Citation: Sawada Y, Saito-Sasaki N and Nakamura M (2021) Omega 3 Fatty Acid and Skin Diseases. Front. Immunol. 11:623052. doi: 10.3389/fimmu.2020.623052

Received: 29 October 2020; Accepted: 22 December 2020;
Published: 05 February 2021.

Edited by:

Laurence Macia, The University of Sydney, Australia

Reviewed by:

Hu Wang, Johns Hopkins University, United States
Ivan Milos Stankovic, University of Belgrade, Serbia

Copyright © 2021 Sawada, Saito-Sasaki and Nakamura. This is an open-access article distributed under the terms of the Creative Commons Attribution License (CC BY). The use, distribution or reproduction in other forums is permitted, provided the original author(s) and the copyright owner(s) are credited and that the original publication in this journal is cited, in accordance with accepted academic practice. No use, distribution or reproduction is permitted which does not comply with these terms.

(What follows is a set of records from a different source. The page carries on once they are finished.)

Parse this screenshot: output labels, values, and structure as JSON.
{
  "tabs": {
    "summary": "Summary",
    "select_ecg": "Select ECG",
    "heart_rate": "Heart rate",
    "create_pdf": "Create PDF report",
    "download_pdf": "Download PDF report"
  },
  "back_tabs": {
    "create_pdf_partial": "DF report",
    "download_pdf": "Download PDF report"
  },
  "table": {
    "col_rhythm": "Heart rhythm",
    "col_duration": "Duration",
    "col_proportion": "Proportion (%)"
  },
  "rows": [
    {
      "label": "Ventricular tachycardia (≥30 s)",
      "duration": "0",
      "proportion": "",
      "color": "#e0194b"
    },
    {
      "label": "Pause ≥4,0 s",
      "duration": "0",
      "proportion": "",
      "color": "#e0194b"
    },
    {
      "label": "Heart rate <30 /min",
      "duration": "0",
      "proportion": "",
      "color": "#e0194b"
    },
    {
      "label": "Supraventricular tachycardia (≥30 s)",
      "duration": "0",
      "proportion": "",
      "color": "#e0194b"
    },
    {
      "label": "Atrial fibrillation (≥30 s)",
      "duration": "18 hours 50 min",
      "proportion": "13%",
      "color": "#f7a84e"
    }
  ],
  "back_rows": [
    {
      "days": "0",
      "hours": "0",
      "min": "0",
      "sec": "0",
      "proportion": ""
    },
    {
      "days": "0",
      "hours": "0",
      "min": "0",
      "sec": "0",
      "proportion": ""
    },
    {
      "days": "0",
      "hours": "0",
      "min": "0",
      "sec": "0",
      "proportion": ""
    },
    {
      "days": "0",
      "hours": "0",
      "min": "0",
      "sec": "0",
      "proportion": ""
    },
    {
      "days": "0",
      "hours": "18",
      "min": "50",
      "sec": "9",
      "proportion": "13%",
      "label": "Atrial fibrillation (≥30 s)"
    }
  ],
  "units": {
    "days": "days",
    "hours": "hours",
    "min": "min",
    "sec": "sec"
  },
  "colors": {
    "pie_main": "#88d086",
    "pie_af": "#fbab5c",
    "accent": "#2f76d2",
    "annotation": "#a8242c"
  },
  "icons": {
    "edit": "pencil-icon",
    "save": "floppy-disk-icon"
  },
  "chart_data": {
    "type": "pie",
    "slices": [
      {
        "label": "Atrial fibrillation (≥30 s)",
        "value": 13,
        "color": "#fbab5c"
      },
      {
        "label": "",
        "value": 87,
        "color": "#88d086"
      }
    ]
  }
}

*Correspondence: Yu Sawada, long-ago@med.uoeh-u.ac.jp